Task objective: Set down the records again. Every word and mark must match exactly.

Records supplied: Begin

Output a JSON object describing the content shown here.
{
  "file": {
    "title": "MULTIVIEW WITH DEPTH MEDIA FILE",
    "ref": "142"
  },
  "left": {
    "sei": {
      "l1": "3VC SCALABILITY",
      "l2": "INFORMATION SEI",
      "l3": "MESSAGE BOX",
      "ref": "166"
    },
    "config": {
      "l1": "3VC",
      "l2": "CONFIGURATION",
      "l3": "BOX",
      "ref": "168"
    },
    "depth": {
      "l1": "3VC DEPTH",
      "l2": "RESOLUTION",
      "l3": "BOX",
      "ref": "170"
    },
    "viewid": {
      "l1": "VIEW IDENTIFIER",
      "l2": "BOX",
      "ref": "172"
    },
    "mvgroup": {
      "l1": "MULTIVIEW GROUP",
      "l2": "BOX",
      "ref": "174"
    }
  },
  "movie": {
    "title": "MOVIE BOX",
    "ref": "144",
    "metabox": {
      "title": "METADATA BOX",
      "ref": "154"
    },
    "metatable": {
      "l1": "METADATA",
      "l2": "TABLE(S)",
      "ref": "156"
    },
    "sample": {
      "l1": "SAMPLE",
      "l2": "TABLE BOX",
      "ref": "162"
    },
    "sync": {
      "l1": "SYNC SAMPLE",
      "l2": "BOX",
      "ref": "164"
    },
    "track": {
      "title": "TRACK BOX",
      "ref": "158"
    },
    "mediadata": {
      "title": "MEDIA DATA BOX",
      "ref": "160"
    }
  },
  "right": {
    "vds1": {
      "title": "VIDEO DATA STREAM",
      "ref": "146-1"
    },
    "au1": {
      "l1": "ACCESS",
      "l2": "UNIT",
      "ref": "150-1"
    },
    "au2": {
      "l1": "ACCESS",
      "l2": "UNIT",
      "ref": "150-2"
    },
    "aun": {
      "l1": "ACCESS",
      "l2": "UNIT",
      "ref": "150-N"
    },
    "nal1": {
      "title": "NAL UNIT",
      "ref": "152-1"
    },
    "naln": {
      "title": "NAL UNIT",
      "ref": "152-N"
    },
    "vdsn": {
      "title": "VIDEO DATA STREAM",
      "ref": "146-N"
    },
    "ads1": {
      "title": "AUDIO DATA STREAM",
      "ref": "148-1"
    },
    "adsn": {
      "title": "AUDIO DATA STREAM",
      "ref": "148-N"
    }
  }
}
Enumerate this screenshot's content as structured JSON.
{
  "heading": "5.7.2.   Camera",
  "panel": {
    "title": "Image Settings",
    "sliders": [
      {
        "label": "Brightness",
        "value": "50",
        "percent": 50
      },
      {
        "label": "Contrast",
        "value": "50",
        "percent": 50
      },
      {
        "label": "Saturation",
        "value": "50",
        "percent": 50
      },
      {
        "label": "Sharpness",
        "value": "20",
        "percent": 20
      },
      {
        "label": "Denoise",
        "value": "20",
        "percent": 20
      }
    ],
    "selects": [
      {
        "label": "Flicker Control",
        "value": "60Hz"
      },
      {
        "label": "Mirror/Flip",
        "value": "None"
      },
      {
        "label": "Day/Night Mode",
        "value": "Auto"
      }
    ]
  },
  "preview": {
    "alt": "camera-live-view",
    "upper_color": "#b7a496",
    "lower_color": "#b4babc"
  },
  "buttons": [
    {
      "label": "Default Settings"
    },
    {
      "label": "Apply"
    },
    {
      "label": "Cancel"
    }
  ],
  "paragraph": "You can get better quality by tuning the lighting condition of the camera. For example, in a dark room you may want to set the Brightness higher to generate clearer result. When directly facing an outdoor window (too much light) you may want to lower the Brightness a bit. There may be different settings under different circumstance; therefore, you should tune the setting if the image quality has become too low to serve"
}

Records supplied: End

Result:
Output a JSON object describing the content shown here.
{
  "file": {
    "title": "MULTIVIEW WITH DEPTH MEDIA FILE",
    "ref": "142"
  },
  "left": {
    "sei": {
      "l1": "3VC SCALABILITY",
      "l2": "INFORMATION SEI",
      "l3": "MESSAGE BOX",
      "ref": "166"
    },
    "config": {
      "l1": "3VC",
      "l2": "CONFIGURATION",
      "l3": "BOX",
      "ref": "168"
    },
    "depth": {
      "l1": "3VC DEPTH",
      "l2": "RESOLUTION",
      "l3": "BOX",
      "ref": "170"
    },
    "viewid": {
      "l1": "VIEW IDENTIFIER",
      "l2": "BOX",
      "ref": "172"
    },
    "mvgroup": {
      "l1": "MULTIVIEW GROUP",
      "l2": "BOX",
      "ref": "174"
    }
  },
  "movie": {
    "title": "MOVIE BOX",
    "ref": "144",
    "metabox": {
      "title": "METADATA BOX",
      "ref": "154"
    },
    "metatable": {
      "l1": "METADATA",
      "l2": "TABLE(S)",
      "ref": "156"
    },
    "sample": {
      "l1": "SAMPLE",
      "l2": "TABLE BOX",
      "ref": "162"
    },
    "sync": {
      "l1": "SYNC SAMPLE",
      "l2": "BOX",
      "ref": "164"
    },
    "track": {
      "title": "TRACK BOX",
      "ref": "158"
    },
    "mediadata": {
      "title": "MEDIA DATA BOX",
      "ref": "160"
    }
  },
  "right": {
    "vds1": {
      "title": "VIDEO DATA STREAM",
      "ref": "146-1"
    },
    "au1": {
      "l1": "ACCESS",
      "l2": "UNIT",
      "ref": "150-1"
    },
    "au2": {
      "l1": "ACCESS",
      "l2": "UNIT",
      "ref": "150-2"
    },
    "aun": {
      "l1": "ACCESS",
      "l2": "UNIT",
      "ref": "150-N"
    },
    "nal1": {
      "title": "NAL UNIT",
      "ref": "152-1"
    },
    "naln": {
      "title": "NAL UNIT",
      "ref": "152-N"
    },
    "vdsn": {
      "title": "VIDEO DATA STREAM",
      "ref": "146-N"
    },
    "ads1": {
      "title": "AUDIO DATA STREAM",
      "ref": "148-1"
    },
    "adsn": {
      "title": "AUDIO DATA STREAM",
      "ref": "148-N"
    }
  }
}
Enumerate this screenshot's content as structured JSON.
{
  "heading": "5.7.2.   Camera",
  "panel": {
    "title": "Image Settings",
    "sliders": [
      {
        "label": "Brightness",
        "value": "50",
        "percent": 50
      },
      {
        "label": "Contrast",
        "value": "50",
        "percent": 50
      },
      {
        "label": "Saturation",
        "value": "50",
        "percent": 50
      },
      {
        "label": "Sharpness",
        "value": "20",
        "percent": 20
      },
      {
        "label": "Denoise",
        "value": "20",
        "percent": 20
      }
    ],
    "selects": [
      {
        "label": "Flicker Control",
        "value": "60Hz"
      },
      {
        "label": "Mirror/Flip",
        "value": "None"
      },
      {
        "label": "Day/Night Mode",
        "value": "Auto"
      }
    ]
  },
  "preview": {
    "alt": "camera-live-view",
    "upper_color": "#b7a496",
    "lower_color": "#b4babc"
  },
  "buttons": [
    {
      "label": "Default Settings"
    },
    {
      "label": "Apply"
    },
    {
      "label": "Cancel"
    }
  ],
  "paragraph": "You can get better quality by tuning the lighting condition of the camera. For example, in a dark room you may want to set the Brightness higher to generate clearer result. When directly facing an outdoor window (too much light) you may want to lower the Brightness a bit. There may be different settings under different circumstance; therefore, you should tune the setting if the image quality has become too low to serve"
}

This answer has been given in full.